Join Derrick Story for an in-depth discussion in this video New preferences and tool bars, part of Aperture 2 New Features.
One of the first things that you're going to notice when you open up Aperture 2.0 is, wow, this thing really looks different, and it is different. It's different on purpose. It's easy to use and Apple has spent a lot of time going in that direction. Now as with any new application, you'll start out by looking at the Preferences dialog box, and I'm going to go there right now. You just go up to Aperture; click on Preferences. Now these are mainly the same Preferences we've always had in Aperture, but they're in categories, so you have General, which this used to be at the top of the Preferences list, and now it's own category, Appearance, Export, Previews, on and on and on.
Now you'll notice that there's a new one over here, Web Gallery, and that's because that function has been added to Aperture 2.0, and I'm going to talk about it in an upcoming movie, but right now the main thing you need to know is that when you come to Preferences, you can just go to the category area that you want to make a change, make your change, and then click out of it. At the top of the interface in the toolbar area here, this has also been cleaned up quite a bit. You still have Inspector, and clicking on that toggles it off and on, and now we have a label to go with our blue import arrow, because not everyone knew that blue arrows pointing downwards meant that you were going to import images, and of course you can import them from your computer, or from a camera, and this works the same way as it always has.
It just has a nice label now. Projects, Albums, Light Tables, all that stuff has been put into this one pop-up menu here and you can see them all. Now I really like this. I think this was a very nice move, so if you want to create a new album, a new project, just go to the pop-up menu, and select what you want, Email, Slideshow right over here. Over on the right side you have your view options, and of course a lot of these many people use keyboard shortcuts for, so you may or may not use this menu, Full Screen mode, Loop, and Keywords.
Now people that have been using Aperture in the past, some of them like the control bar that's down there at the bottom, and you may notice that when you first fire up Aperture, you don't see that control bar anymore. Well, it's still around. You have to activate it, so you go up the window here. Go, Show Control Bar, and if you're a control bar fan, there it is for you, and if you're not a control bar fan, you can go back to the window and you can hide the control bar. Just these few simple changes have really cleaned up the interface.
There's a few more goodies that I'm going to touch on in upcoming movies, but this'll get you going.
- Exploring the new interface
- Using the tabbed Inspector and HUD
- Enhancing performance with the Quick Preview mode

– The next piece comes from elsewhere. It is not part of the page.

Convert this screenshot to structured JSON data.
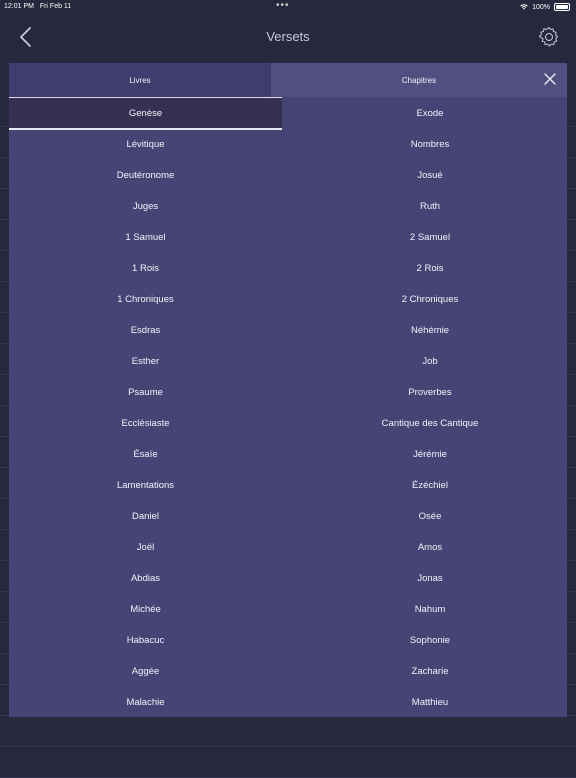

- Decoding new images with RAW 2.0 processing and Baseline DNG
- Editing images with Recovery, Vibrancy, the Color Dropper, and the Retouch brush
- Customizing keyboard shortcuts

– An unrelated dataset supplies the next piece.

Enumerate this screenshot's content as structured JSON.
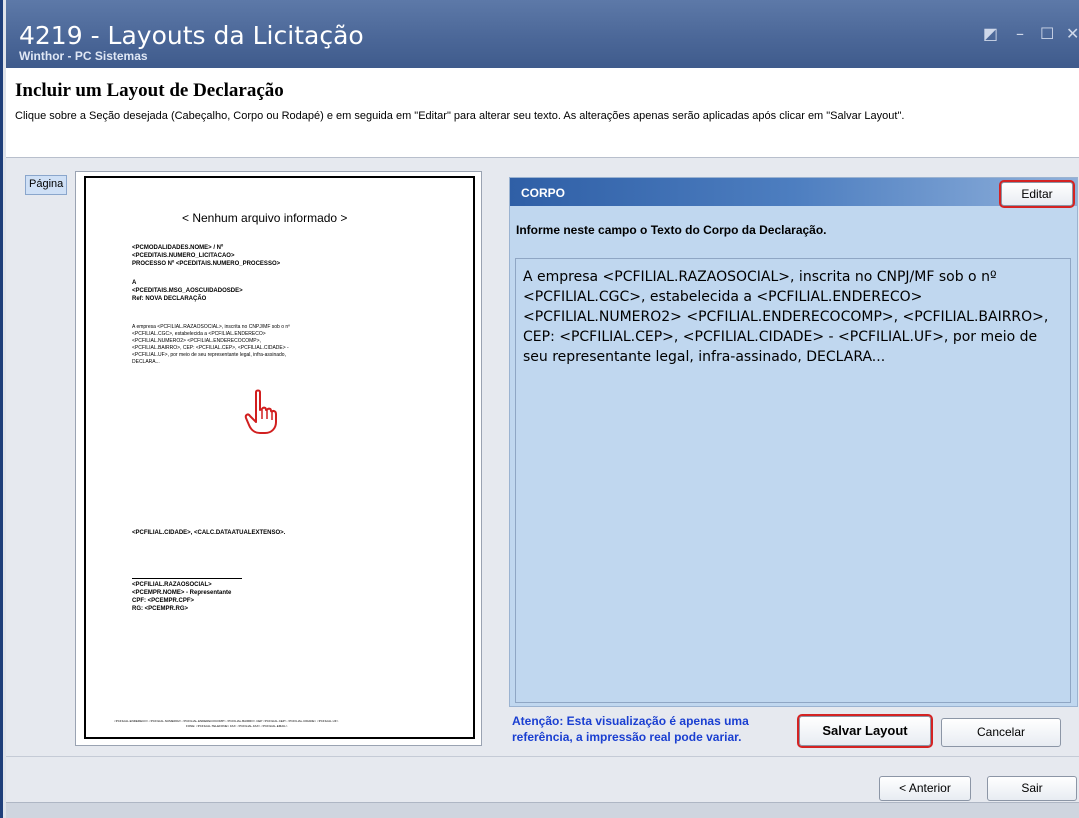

- Publishing to .Mac Web Gallery and using enhanced layout options
Skill Level Intermediate
Q: Are there a way to increase the font size in Aperture?

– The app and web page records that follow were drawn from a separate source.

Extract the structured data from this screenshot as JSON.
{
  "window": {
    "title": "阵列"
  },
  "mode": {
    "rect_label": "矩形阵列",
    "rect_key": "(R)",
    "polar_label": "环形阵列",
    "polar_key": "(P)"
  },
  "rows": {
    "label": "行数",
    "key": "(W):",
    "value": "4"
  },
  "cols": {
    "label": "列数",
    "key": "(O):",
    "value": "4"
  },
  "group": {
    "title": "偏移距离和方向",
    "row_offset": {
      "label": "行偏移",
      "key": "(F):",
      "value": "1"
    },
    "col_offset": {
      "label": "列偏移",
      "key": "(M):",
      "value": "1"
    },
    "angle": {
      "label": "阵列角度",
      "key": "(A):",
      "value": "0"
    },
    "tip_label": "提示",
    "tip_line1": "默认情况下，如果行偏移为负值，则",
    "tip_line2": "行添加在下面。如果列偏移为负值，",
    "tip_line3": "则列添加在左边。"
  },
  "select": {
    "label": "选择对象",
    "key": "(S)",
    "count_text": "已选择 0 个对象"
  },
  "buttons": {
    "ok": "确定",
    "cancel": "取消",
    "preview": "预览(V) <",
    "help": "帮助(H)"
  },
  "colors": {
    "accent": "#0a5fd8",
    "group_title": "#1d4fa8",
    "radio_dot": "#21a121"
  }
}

A: Not in Aperture itself, but you can use the zoom feature built into your operating system. (Aperture is a Mac-only program, by the way.) Go to the Apple menu and open System Preferences. Choose Universal Access. Turn on Zoom under the Seeing tab. Then, in any application, you can press Shift+Cmd+Plus to zoom in and Shift+Cmd+Minus to zoom out.
We advise you do not lower the screen resolution unless it's absolutely necessary, as that approach tends to make images softer than they really are. But if your sight is very poor, the tradeoff might be worth it.